- WORK ITEM:
Reproduce the records below exactly, with nothing altered.

- DATA FOR THIS TASK:

╭──

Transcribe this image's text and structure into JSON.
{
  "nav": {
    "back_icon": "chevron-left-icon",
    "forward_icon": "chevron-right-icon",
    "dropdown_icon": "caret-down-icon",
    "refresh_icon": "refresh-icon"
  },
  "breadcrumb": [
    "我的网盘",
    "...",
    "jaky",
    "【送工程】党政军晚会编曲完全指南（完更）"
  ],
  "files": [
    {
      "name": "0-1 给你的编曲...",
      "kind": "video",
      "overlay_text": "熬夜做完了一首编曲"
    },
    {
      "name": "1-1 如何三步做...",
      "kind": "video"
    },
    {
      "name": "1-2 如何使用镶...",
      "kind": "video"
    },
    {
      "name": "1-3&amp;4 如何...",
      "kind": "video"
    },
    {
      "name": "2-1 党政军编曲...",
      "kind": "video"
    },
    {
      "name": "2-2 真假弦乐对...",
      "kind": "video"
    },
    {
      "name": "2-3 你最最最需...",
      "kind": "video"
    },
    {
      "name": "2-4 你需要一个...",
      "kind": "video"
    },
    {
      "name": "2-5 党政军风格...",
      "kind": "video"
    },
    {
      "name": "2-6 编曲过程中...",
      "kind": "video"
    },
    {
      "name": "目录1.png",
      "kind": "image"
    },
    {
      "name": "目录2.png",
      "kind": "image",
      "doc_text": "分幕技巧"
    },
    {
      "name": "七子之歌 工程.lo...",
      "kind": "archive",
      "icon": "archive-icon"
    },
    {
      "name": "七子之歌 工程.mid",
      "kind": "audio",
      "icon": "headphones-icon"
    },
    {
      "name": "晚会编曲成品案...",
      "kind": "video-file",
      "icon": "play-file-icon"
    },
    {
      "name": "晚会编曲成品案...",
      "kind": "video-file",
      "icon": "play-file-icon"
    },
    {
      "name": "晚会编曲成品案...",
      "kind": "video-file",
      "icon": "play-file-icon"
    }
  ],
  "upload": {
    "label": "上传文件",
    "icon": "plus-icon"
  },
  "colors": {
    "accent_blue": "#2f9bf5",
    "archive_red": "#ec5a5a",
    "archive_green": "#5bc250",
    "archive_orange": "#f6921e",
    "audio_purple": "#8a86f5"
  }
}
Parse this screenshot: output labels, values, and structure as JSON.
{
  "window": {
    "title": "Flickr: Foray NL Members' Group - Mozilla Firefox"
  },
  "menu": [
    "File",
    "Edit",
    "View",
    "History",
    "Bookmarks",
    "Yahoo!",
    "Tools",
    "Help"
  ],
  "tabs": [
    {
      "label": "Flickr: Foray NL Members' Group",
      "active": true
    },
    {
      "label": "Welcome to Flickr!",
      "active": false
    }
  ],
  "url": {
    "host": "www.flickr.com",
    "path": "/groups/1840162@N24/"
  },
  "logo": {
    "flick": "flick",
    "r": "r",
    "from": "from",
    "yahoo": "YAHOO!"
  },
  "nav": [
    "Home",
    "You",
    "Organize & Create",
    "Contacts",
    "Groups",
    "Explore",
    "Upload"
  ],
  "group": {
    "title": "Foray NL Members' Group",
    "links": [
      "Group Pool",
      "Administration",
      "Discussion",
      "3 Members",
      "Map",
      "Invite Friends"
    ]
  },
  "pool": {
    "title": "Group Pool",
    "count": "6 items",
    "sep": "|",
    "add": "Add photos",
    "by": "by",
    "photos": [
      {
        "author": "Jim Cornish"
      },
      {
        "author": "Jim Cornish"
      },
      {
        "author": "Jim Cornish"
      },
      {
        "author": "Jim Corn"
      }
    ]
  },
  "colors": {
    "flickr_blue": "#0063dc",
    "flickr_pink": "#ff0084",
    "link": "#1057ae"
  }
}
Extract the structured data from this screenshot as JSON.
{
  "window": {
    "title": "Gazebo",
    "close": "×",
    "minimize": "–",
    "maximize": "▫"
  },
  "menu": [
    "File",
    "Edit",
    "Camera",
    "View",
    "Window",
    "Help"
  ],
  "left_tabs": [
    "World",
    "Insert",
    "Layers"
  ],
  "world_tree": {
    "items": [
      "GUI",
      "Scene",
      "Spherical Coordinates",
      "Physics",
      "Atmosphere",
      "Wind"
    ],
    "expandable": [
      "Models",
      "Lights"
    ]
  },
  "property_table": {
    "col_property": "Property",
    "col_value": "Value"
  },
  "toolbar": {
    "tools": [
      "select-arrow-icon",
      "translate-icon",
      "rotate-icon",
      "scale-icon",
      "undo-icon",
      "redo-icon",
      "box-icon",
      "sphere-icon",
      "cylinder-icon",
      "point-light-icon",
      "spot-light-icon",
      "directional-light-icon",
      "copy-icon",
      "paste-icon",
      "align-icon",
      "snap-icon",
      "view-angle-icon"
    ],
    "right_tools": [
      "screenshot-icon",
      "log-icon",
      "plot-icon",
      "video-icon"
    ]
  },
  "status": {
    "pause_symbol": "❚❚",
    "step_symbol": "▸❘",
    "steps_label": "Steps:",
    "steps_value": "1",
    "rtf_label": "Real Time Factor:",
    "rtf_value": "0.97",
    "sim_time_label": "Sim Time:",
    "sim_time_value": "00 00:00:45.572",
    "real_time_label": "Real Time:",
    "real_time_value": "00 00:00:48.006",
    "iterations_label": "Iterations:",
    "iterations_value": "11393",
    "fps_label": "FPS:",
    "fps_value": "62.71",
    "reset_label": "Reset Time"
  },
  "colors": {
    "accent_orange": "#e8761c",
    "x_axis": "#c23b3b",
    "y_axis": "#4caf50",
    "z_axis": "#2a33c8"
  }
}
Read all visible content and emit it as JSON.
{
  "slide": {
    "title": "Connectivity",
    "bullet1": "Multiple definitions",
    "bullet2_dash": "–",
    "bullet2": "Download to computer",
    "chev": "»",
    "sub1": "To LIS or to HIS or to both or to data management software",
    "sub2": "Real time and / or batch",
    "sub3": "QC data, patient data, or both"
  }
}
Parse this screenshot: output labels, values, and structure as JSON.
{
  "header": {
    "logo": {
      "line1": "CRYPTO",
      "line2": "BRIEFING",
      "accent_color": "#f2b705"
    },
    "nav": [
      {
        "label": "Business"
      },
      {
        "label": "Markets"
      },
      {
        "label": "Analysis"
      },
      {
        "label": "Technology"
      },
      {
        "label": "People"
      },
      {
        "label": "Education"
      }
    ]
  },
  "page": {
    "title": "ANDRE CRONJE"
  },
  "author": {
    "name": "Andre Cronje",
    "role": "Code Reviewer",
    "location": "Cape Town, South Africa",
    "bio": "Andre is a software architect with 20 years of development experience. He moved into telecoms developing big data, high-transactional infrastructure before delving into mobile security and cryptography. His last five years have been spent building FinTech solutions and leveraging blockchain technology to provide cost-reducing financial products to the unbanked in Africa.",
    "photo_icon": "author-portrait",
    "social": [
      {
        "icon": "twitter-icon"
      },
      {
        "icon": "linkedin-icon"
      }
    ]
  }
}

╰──

- ANSWER AREA:
Transcribe this image's text and structure into JSON.
{
  "nav": {
    "back_icon": "chevron-left-icon",
    "forward_icon": "chevron-right-icon",
    "dropdown_icon": "caret-down-icon",
    "refresh_icon": "refresh-icon"
  },
  "breadcrumb": [
    "我的网盘",
    "...",
    "jaky",
    "【送工程】党政军晚会编曲完全指南（完更）"
  ],
  "files": [
    {
      "name": "0-1 给你的编曲...",
      "kind": "video",
      "overlay_text": "熬夜做完了一首编曲"
    },
    {
      "name": "1-1 如何三步做...",
      "kind": "video"
    },
    {
      "name": "1-2 如何使用镶...",
      "kind": "video"
    },
    {
      "name": "1-3&amp;4 如何...",
      "kind": "video"
    },
    {
      "name": "2-1 党政军编曲...",
      "kind": "video"
    },
    {
      "name": "2-2 真假弦乐对...",
      "kind": "video"
    },
    {
      "name": "2-3 你最最最需...",
      "kind": "video"
    },
    {
      "name": "2-4 你需要一个...",
      "kind": "video"
    },
    {
      "name": "2-5 党政军风格...",
      "kind": "video"
    },
    {
      "name": "2-6 编曲过程中...",
      "kind": "video"
    },
    {
      "name": "目录1.png",
      "kind": "image"
    },
    {
      "name": "目录2.png",
      "kind": "image",
      "doc_text": "分幕技巧"
    },
    {
      "name": "七子之歌 工程.lo...",
      "kind": "archive",
      "icon": "archive-icon"
    },
    {
      "name": "七子之歌 工程.mid",
      "kind": "audio",
      "icon": "headphones-icon"
    },
    {
      "name": "晚会编曲成品案...",
      "kind": "video-file",
      "icon": "play-file-icon"
    },
    {
      "name": "晚会编曲成品案...",
      "kind": "video-file",
      "icon": "play-file-icon"
    },
    {
      "name": "晚会编曲成品案...",
      "kind": "video-file",
      "icon": "play-file-icon"
    }
  ],
  "upload": {
    "label": "上传文件",
    "icon": "plus-icon"
  },
  "colors": {
    "accent_blue": "#2f9bf5",
    "archive_red": "#ec5a5a",
    "archive_green": "#5bc250",
    "archive_orange": "#f6921e",
    "audio_purple": "#8a86f5"
  }
}
Parse this screenshot: output labels, values, and structure as JSON.
{
  "window": {
    "title": "Flickr: Foray NL Members' Group - Mozilla Firefox"
  },
  "menu": [
    "File",
    "Edit",
    "View",
    "History",
    "Bookmarks",
    "Yahoo!",
    "Tools",
    "Help"
  ],
  "tabs": [
    {
      "label": "Flickr: Foray NL Members' Group",
      "active": true
    },
    {
      "label": "Welcome to Flickr!",
      "active": false
    }
  ],
  "url": {
    "host": "www.flickr.com",
    "path": "/groups/1840162@N24/"
  },
  "logo": {
    "flick": "flick",
    "r": "r",
    "from": "from",
    "yahoo": "YAHOO!"
  },
  "nav": [
    "Home",
    "You",
    "Organize & Create",
    "Contacts",
    "Groups",
    "Explore",
    "Upload"
  ],
  "group": {
    "title": "Foray NL Members' Group",
    "links": [
      "Group Pool",
      "Administration",
      "Discussion",
      "3 Members",
      "Map",
      "Invite Friends"
    ]
  },
  "pool": {
    "title": "Group Pool",
    "count": "6 items",
    "sep": "|",
    "add": "Add photos",
    "by": "by",
    "photos": [
      {
        "author": "Jim Cornish"
      },
      {
        "author": "Jim Cornish"
      },
      {
        "author": "Jim Cornish"
      },
      {
        "author": "Jim Corn"
      }
    ]
  },
  "colors": {
    "flickr_blue": "#0063dc",
    "flickr_pink": "#ff0084",
    "link": "#1057ae"
  }
}
Extract the structured data from this screenshot as JSON.
{
  "window": {
    "title": "Gazebo",
    "close": "×",
    "minimize": "–",
    "maximize": "▫"
  },
  "menu": [
    "File",
    "Edit",
    "Camera",
    "View",
    "Window",
    "Help"
  ],
  "left_tabs": [
    "World",
    "Insert",
    "Layers"
  ],
  "world_tree": {
    "items": [
      "GUI",
      "Scene",
      "Spherical Coordinates",
      "Physics",
      "Atmosphere",
      "Wind"
    ],
    "expandable": [
      "Models",
      "Lights"
    ]
  },
  "property_table": {
    "col_property": "Property",
    "col_value": "Value"
  },
  "toolbar": {
    "tools": [
      "select-arrow-icon",
      "translate-icon",
      "rotate-icon",
      "scale-icon",
      "undo-icon",
      "redo-icon",
      "box-icon",
      "sphere-icon",
      "cylinder-icon",
      "point-light-icon",
      "spot-light-icon",
      "directional-light-icon",
      "copy-icon",
      "paste-icon",
      "align-icon",
      "snap-icon",
      "view-angle-icon"
    ],
    "right_tools": [
      "screenshot-icon",
      "log-icon",
      "plot-icon",
      "video-icon"
    ]
  },
  "status": {
    "pause_symbol": "❚❚",
    "step_symbol": "▸❘",
    "steps_label": "Steps:",
    "steps_value": "1",
    "rtf_label": "Real Time Factor:",
    "rtf_value": "0.97",
    "sim_time_label": "Sim Time:",
    "sim_time_value": "00 00:00:45.572",
    "real_time_label": "Real Time:",
    "real_time_value": "00 00:00:48.006",
    "iterations_label": "Iterations:",
    "iterations_value": "11393",
    "fps_label": "FPS:",
    "fps_value": "62.71",
    "reset_label": "Reset Time"
  },
  "colors": {
    "accent_orange": "#e8761c",
    "x_axis": "#c23b3b",
    "y_axis": "#4caf50",
    "z_axis": "#2a33c8"
  }
}
Read all visible content and emit it as JSON.
{
  "slide": {
    "title": "Connectivity",
    "bullet1": "Multiple definitions",
    "bullet2_dash": "–",
    "bullet2": "Download to computer",
    "chev": "»",
    "sub1": "To LIS or to HIS or to both or to data management software",
    "sub2": "Real time and / or batch",
    "sub3": "QC data, patient data, or both"
  }
}
Parse this screenshot: output labels, values, and structure as JSON.
{
  "header": {
    "logo": {
      "line1": "CRYPTO",
      "line2": "BRIEFING",
      "accent_color": "#f2b705"
    },
    "nav": [
      {
        "label": "Business"
      },
      {
        "label": "Markets"
      },
      {
        "label": "Analysis"
      },
      {
        "label": "Technology"
      },
      {
        "label": "People"
      },
      {
        "label": "Education"
      }
    ]
  },
  "page": {
    "title": "ANDRE CRONJE"
  },
  "author": {
    "name": "Andre Cronje",
    "role": "Code Reviewer",
    "location": "Cape Town, South Africa",
    "bio": "Andre is a software architect with 20 years of development experience. He moved into telecoms developing big data, high-transactional infrastructure before delving into mobile security and cryptography. His last five years have been spent building FinTech solutions and leveraging blockchain technology to provide cost-reducing financial products to the unbanked in Africa.",
    "photo_icon": "author-portrait",
    "social": [
      {
        "icon": "twitter-icon"
      },
      {
        "icon": "linkedin-icon"
      }
    ]
  }
}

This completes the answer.